Surely the rest of the world doesn’t dump a bucket of mayo onto overcooked chunks of chicken breast and call it salad? Celery, almonds and apples may attempt to lighten things up, but they’re usually no match for the smothering blandness of the mayonnaise. There must be a better way.

Our search for one took us to Asia, where cold chicken shines in dishes such as larb, the popular Thai recipe packed with tangy lemon grass and ginger. But our winner was found in China’s Sichuan province.

The name alone sold us: bang-bang chicken salad.

We loved the simplicity of the dish. Poached chicken is shredded, then tossed with a flavorful sauce, sesame paste and julienned vegetables such as cucumbers, then finished with something crunchy, often peanuts. This was a dish with layers of flavor and contrasting textures.

Conventional wisdom indicates the salad’s distinctive name comes from the way the dish is made—the chicken is pounded to shreds to allow the meat to better soak up a flavorful dressing. In reality, it is more likely derived from the Mandarin for “stick” (possibly a reference to the prep tool used to pound the chicken).

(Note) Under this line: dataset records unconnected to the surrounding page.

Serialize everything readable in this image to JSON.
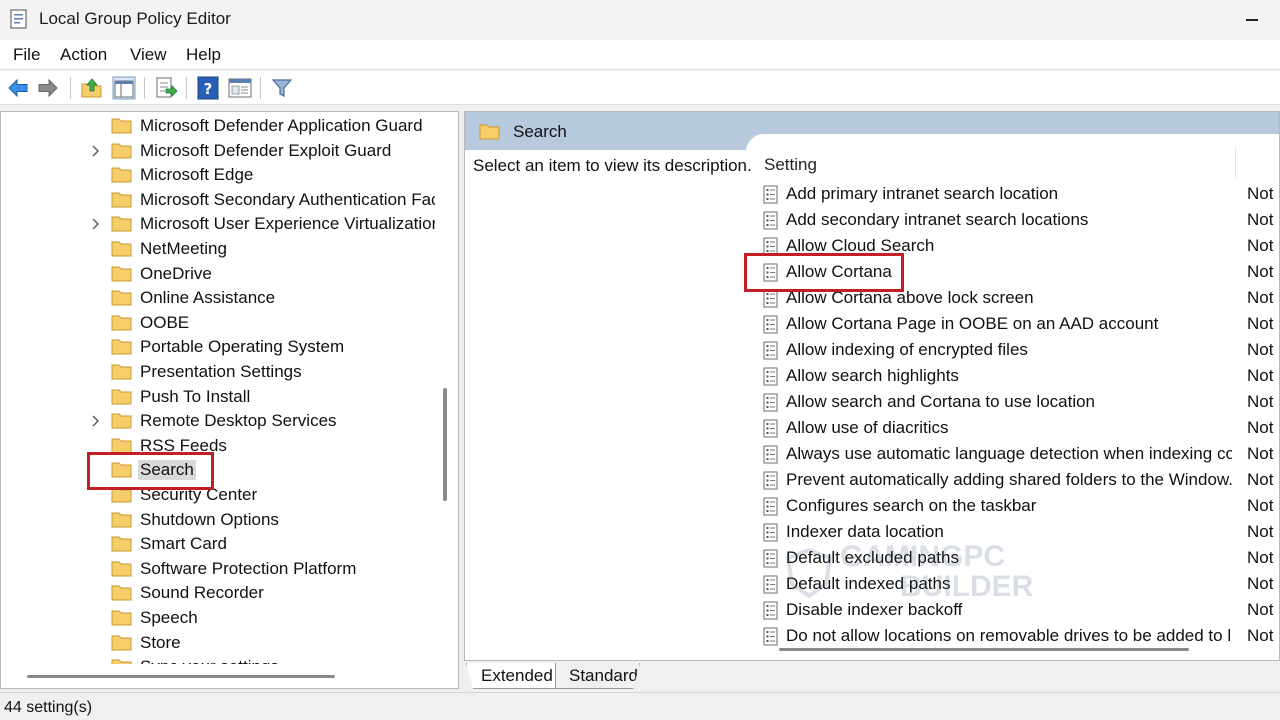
{
  "window": {
    "title": "Local Group Policy Editor",
    "minimize_glyph": "—"
  },
  "menu": [
    "File",
    "Action",
    "View",
    "Help"
  ],
  "toolbar": {
    "buttons": [
      "back-arrow-icon",
      "forward-arrow-icon",
      "up-folder-icon",
      "show-hide-tree-icon",
      "export-list-icon",
      "help-icon",
      "properties-icon",
      "filter-icon"
    ]
  },
  "tree": {
    "items": [
      {
        "label": "Microsoft Defender Application Guard",
        "expandable": false
      },
      {
        "label": "Microsoft Defender Exploit Guard",
        "expandable": true
      },
      {
        "label": "Microsoft Edge",
        "expandable": false
      },
      {
        "label": "Microsoft Secondary Authentication Fact",
        "expandable": false
      },
      {
        "label": "Microsoft User Experience Virtualization",
        "expandable": true
      },
      {
        "label": "NetMeeting",
        "expandable": false
      },
      {
        "label": "OneDrive",
        "expandable": false
      },
      {
        "label": "Online Assistance",
        "expandable": false
      },
      {
        "label": "OOBE",
        "expandable": false
      },
      {
        "label": "Portable Operating System",
        "expandable": false
      },
      {
        "label": "Presentation Settings",
        "expandable": false
      },
      {
        "label": "Push To Install",
        "expandable": false
      },
      {
        "label": "Remote Desktop Services",
        "expandable": true
      },
      {
        "label": "RSS Feeds",
        "expandable": false
      },
      {
        "label": "Search",
        "expandable": false,
        "selected": true
      },
      {
        "label": "Security Center",
        "expandable": false
      },
      {
        "label": "Shutdown Options",
        "expandable": false
      },
      {
        "label": "Smart Card",
        "expandable": false
      },
      {
        "label": "Software Protection Platform",
        "expandable": false
      },
      {
        "label": "Sound Recorder",
        "expandable": false
      },
      {
        "label": "Speech",
        "expandable": false
      },
      {
        "label": "Store",
        "expandable": false
      },
      {
        "label": "Sync your settings",
        "expandable": false
      }
    ]
  },
  "right": {
    "folder_title": "Search",
    "description": "Select an item to view its description.",
    "column_setting": "Setting",
    "settings": [
      {
        "name": "Add primary intranet search location",
        "state": "Not"
      },
      {
        "name": "Add secondary intranet search locations",
        "state": "Not"
      },
      {
        "name": "Allow Cloud Search",
        "state": "Not"
      },
      {
        "name": "Allow Cortana",
        "state": "Not",
        "highlighted": true
      },
      {
        "name": "Allow Cortana above lock screen",
        "state": "Not"
      },
      {
        "name": "Allow Cortana Page in OOBE on an AAD account",
        "state": "Not"
      },
      {
        "name": "Allow indexing of encrypted files",
        "state": "Not"
      },
      {
        "name": "Allow search highlights",
        "state": "Not"
      },
      {
        "name": "Allow search and Cortana to use location",
        "state": "Not"
      },
      {
        "name": "Allow use of diacritics",
        "state": "Not"
      },
      {
        "name": "Always use automatic language detection when indexing co...",
        "state": "Not"
      },
      {
        "name": "Prevent automatically adding shared folders to the Window...",
        "state": "Not"
      },
      {
        "name": "Configures search on the taskbar",
        "state": "Not"
      },
      {
        "name": "Indexer data location",
        "state": "Not"
      },
      {
        "name": "Default excluded paths",
        "state": "Not"
      },
      {
        "name": "Default indexed paths",
        "state": "Not"
      },
      {
        "name": "Disable indexer backoff",
        "state": "Not"
      },
      {
        "name": "Do not allow locations on removable drives to be added to li...",
        "state": "Not"
      }
    ]
  },
  "tabs": [
    "Extended",
    "Standard"
  ],
  "watermark": {
    "line1": "GAMINGPC",
    "line2": "BUILDER"
  },
  "status": "44 setting(s)",
  "colors": {
    "highlight_box": "#c11f25",
    "header_band": "#b7c9dd",
    "folder": "#f5cd6b"
  }
}
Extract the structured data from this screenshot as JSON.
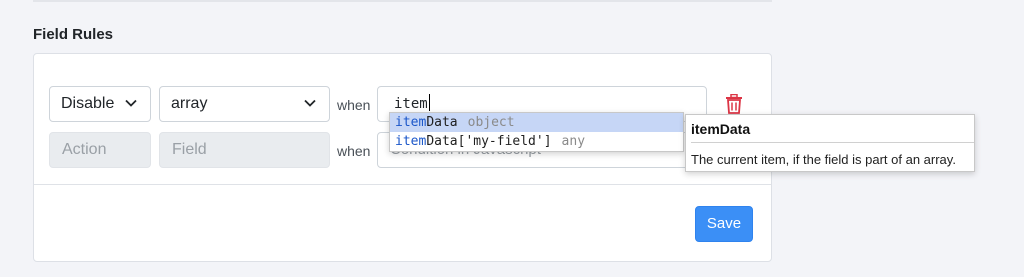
{
  "section": {
    "title": "Field Rules"
  },
  "rules": [
    {
      "action": "Disable",
      "field": "array",
      "when": "when",
      "condition": "item"
    },
    {
      "action_placeholder": "Action",
      "field_placeholder": "Field",
      "when": "when",
      "condition_placeholder": "Condition in Javascript"
    }
  ],
  "autocomplete": {
    "items": [
      {
        "match": "item",
        "rest": "Data",
        "type": "object",
        "selected": true
      },
      {
        "match": "item",
        "rest": "Data['my-field']",
        "type": "any",
        "selected": false
      }
    ],
    "detail": {
      "title": "itemData",
      "description": "The current item, if the field is part of an array."
    }
  },
  "footer": {
    "save_label": "Save"
  },
  "colors": {
    "primary": "#3b8ff6",
    "danger": "#dc3545",
    "selection": "#c6d6f6"
  }
}
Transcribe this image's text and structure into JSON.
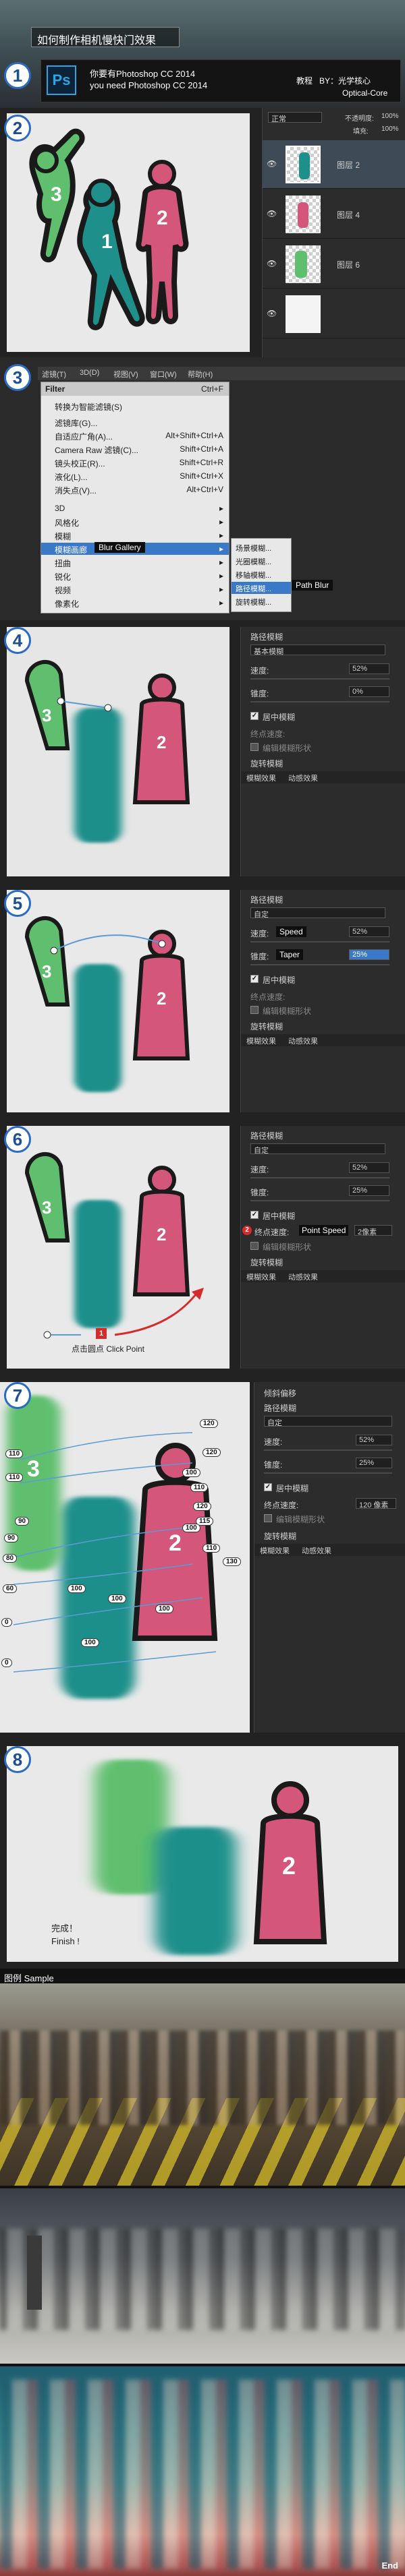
{
  "header": {
    "title": "如何制作相机慢快门效果",
    "ps_icon": "Ps",
    "need_cn": "你要有Photoshop CC 2014",
    "need_en": "you need Photoshop CC 2014",
    "tutorial_label": "教程",
    "author": "BY：光学核心",
    "author_en": "Optical-Core"
  },
  "step1_badge": "1",
  "step2": {
    "badge": "2",
    "blend_mode": "正常",
    "opacity_label": "不透明度:",
    "opacity_value": "100%",
    "fill_label": "填充:",
    "fill_value": "100%",
    "figure_labels": [
      "3",
      "1",
      "2"
    ],
    "layers": [
      {
        "name": "图层 2"
      },
      {
        "name": "图层 4"
      },
      {
        "name": "图层 6"
      },
      {
        "name": ""
      }
    ]
  },
  "step3": {
    "badge": "3",
    "menubar": [
      "滤镜(T)",
      "3D(D)",
      "视图(V)",
      "窗口(W)",
      "帮助(H)"
    ],
    "filter_top": "Filter",
    "filter_top_shortcut": "Ctrl+F",
    "items": [
      {
        "label": "转换为智能滤镜(S)",
        "shortcut": ""
      },
      {
        "label": "滤镜库(G)...",
        "shortcut": ""
      },
      {
        "label": "自适应广角(A)...",
        "shortcut": "Alt+Shift+Ctrl+A"
      },
      {
        "label": "Camera Raw 滤镜(C)...",
        "shortcut": "Shift+Ctrl+A"
      },
      {
        "label": "镜头校正(R)...",
        "shortcut": "Shift+Ctrl+R"
      },
      {
        "label": "液化(L)...",
        "shortcut": "Shift+Ctrl+X"
      },
      {
        "label": "消失点(V)...",
        "shortcut": "Alt+Ctrl+V"
      },
      {
        "label": "3D",
        "shortcut": "▸"
      },
      {
        "label": "风格化",
        "shortcut": "▸"
      },
      {
        "label": "模糊",
        "shortcut": "▸"
      },
      {
        "label": "模糊画廊",
        "shortcut": "▸"
      },
      {
        "label": "扭曲",
        "shortcut": "▸"
      },
      {
        "label": "锐化",
        "shortcut": "▸"
      },
      {
        "label": "视频",
        "shortcut": "▸"
      },
      {
        "label": "像素化",
        "shortcut": "▸"
      }
    ],
    "blur_gallery_tag": "Blur Gallery",
    "submenu": [
      "场景模糊...",
      "光圈模糊...",
      "移轴模糊...",
      "路径模糊...",
      "旋转模糊..."
    ],
    "path_blur_tag": "Path Blur"
  },
  "step4": {
    "badge": "4",
    "panel_title": "路径模糊",
    "preset": "基本模糊",
    "speed_label": "速度:",
    "speed_value": "52%",
    "taper_label": "锥度:",
    "taper_value": "0%",
    "centered_label": "居中模糊",
    "endpoint_label": "终点速度:",
    "editor_label": "编辑模糊形状",
    "section1": "旋转模糊",
    "section2": "模糊效果",
    "section3": "动感效果"
  },
  "step5": {
    "badge": "5",
    "panel_title": "路径模糊",
    "preset": "自定",
    "speed_label": "速度:",
    "speed_tag": "Speed",
    "speed_value": "52%",
    "taper_label": "锥度:",
    "taper_tag": "Taper",
    "taper_value": "25%",
    "centered_label": "居中模糊",
    "endpoint_label": "终点速度:",
    "editor_label": "编辑模糊形状",
    "section1": "旋转模糊",
    "section2": "模糊效果",
    "section3": "动感效果"
  },
  "step6": {
    "badge": "6",
    "panel_title": "路径模糊",
    "preset": "自定",
    "speed_label": "速度:",
    "speed_value": "52%",
    "taper_label": "锥度:",
    "taper_value": "25%",
    "centered_label": "居中模糊",
    "marker_num": "2",
    "endpoint_label": "终点速度:",
    "endpoint_tag": "Point Speed",
    "endpoint_value": "2像素",
    "editor_label": "编辑模糊形状",
    "section1": "旋转模糊",
    "section2": "模糊效果",
    "section3": "动感效果",
    "click_num": "1",
    "click_text": "点击圆点 Click Point"
  },
  "step7": {
    "badge": "7",
    "section_top": "倾斜偏移",
    "panel_title": "路径模糊",
    "preset": "自定",
    "speed_label": "速度:",
    "speed_value": "52%",
    "taper_label": "锥度:",
    "taper_value": "25%",
    "centered_label": "居中模糊",
    "endpoint_label": "终点速度:",
    "endpoint_value": "120 像素",
    "editor_label": "编辑模糊形状",
    "section1": "旋转模糊",
    "section2": "模糊效果",
    "section3": "动感效果",
    "point_values": [
      "120",
      "110",
      "110",
      "120",
      "100",
      "110",
      "120",
      "115",
      "90",
      "100",
      "90",
      "80",
      "110",
      "130",
      "60",
      "100",
      "100",
      "100",
      "0",
      "100",
      "0"
    ]
  },
  "step8": {
    "badge": "8",
    "finish_cn": "完成！",
    "finish_en": "Finish !"
  },
  "sample": {
    "label": "图例 Sample"
  },
  "footer": {
    "end": "End"
  },
  "colors": {
    "green": "#5fbf6e",
    "teal": "#1e8f8a",
    "pink": "#d4567a",
    "outline": "#1a1a1a",
    "accent_blue": "#2a6ac2",
    "ps_panel": "#2c2c2c"
  }
}
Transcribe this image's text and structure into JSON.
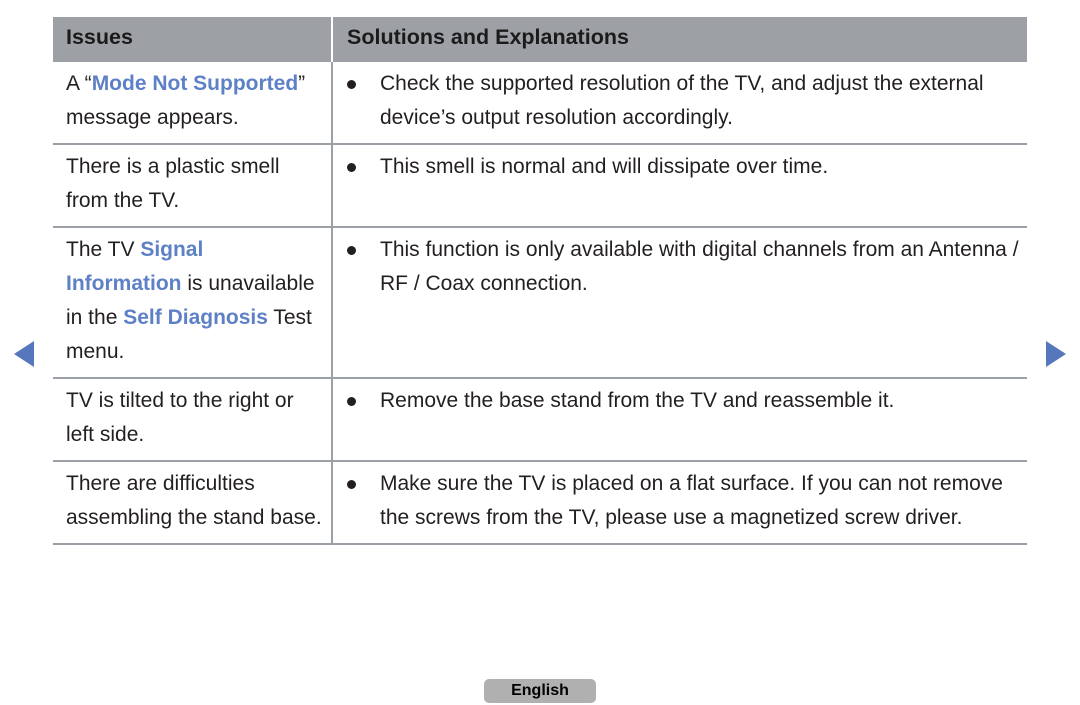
{
  "page": {
    "language_chip": "English"
  },
  "nav": {
    "prev_icon": "triangle-left-icon",
    "next_icon": "triangle-right-icon",
    "accent_color": "#5777bc"
  },
  "table": {
    "headers": {
      "issues": "Issues",
      "solutions": "Solutions and Explanations"
    },
    "header_bg": "#9da0a5",
    "highlight_color": "#5e80c6",
    "rule_color": "#9aa0a6",
    "rows": [
      {
        "issue_parts": [
          {
            "text": "A “",
            "highlight": false
          },
          {
            "text": "Mode Not Supported",
            "highlight": true
          },
          {
            "text": "” message appears.",
            "highlight": false
          }
        ],
        "issue_plain": "A “Mode Not Supported” message appears.",
        "solutions": [
          "Check the supported resolution of the TV, and adjust the external device’s output resolution accordingly."
        ]
      },
      {
        "issue_parts": [
          {
            "text": "There is a plastic smell from the TV.",
            "highlight": false
          }
        ],
        "issue_plain": "There is a plastic smell from the TV.",
        "solutions": [
          "This smell is normal and will dissipate over time."
        ]
      },
      {
        "issue_parts": [
          {
            "text": "The TV ",
            "highlight": false
          },
          {
            "text": "Signal Information",
            "highlight": true
          },
          {
            "text": " is unavailable in the ",
            "highlight": false
          },
          {
            "text": "Self Diagnosis",
            "highlight": true
          },
          {
            "text": " Test menu.",
            "highlight": false
          }
        ],
        "issue_plain": "The TV Signal Information is unavailable in the Self Diagnosis Test menu.",
        "solutions": [
          "This function is only available with digital channels from an Antenna / RF / Coax connection."
        ]
      },
      {
        "issue_parts": [
          {
            "text": "TV is tilted to the right or left side.",
            "highlight": false
          }
        ],
        "issue_plain": "TV is tilted to the right or left side.",
        "solutions": [
          "Remove the base stand from the TV and reassemble it."
        ]
      },
      {
        "issue_parts": [
          {
            "text": "There are difficulties assembling the stand base.",
            "highlight": false
          }
        ],
        "issue_plain": "There are difficulties assembling the stand base.",
        "solutions": [
          "Make sure the TV is placed on a flat surface. If you can not remove the screws from the TV, please use a magnetized screw driver."
        ]
      }
    ]
  }
}
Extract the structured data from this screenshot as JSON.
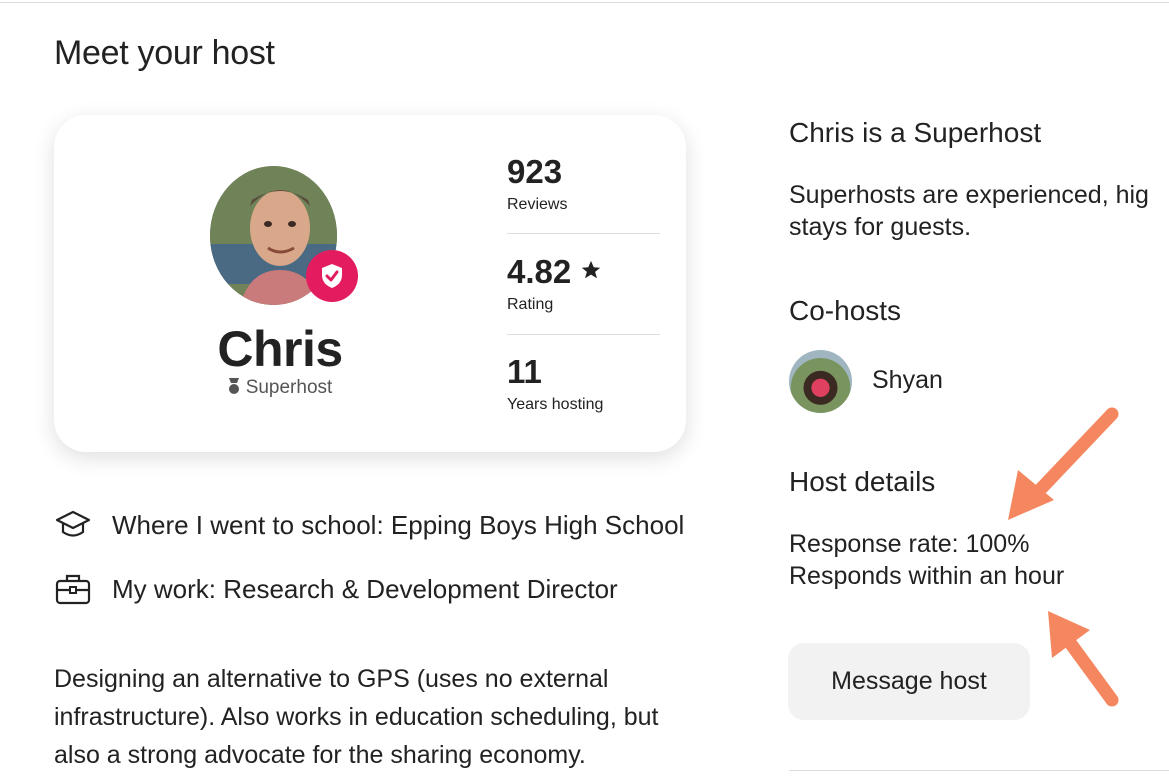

Either way, there’s science behind that banging, The fibers in chicken, especially breast meat, form long bundles surrounded by thin sheets of connective tissue—think of electrical wires wrapped in plastic. Those fibers must be exposed before they can absorb dressing. Shredding them, by way of pounding, is a highly effective way to accomplish this.

Because the chicken is poached in aromatics, flavor is built into this salad from the start. And the method couldn’t have been simpler. We used scallion whites, fresh ginger and garlic to flavor water and sherry. After submerging chicken breasts in the liquid, we brought it to a boil, then turned off the heat, allowing the chicken to finish cooking in residual heat. This flavored the meat and ensured it stayed tender and moist.

While the chicken cooked, we stirred together a vibrant dressing that combined rice vinegar and chili oil with cayenne pepper. Sichuan peppercorns—known for their tendency to deliver a tingling sensation on the tongue—gave us pleasant but not overwhelming heat. The peppercorns are optional, but don’t fear them. The chemicals that give them their zing, sanshools, are related to the capsaicin found in hot chili peppers; they merely act differently on the tongue.

As for the banging, we didn’t raise quite such a ruckus as the name implies. Mashing with a wooden spoon got us the right results (just use a sturdy bowl). To ensure the dressing and chicken really got together, we worked some of the dressing into the chicken shreds using our spoon-bowl method and served the rest of the dressing over the finished salad. Peanuts added crunch, and cucumber provided a cool contrast to our spiced-up chicken salad.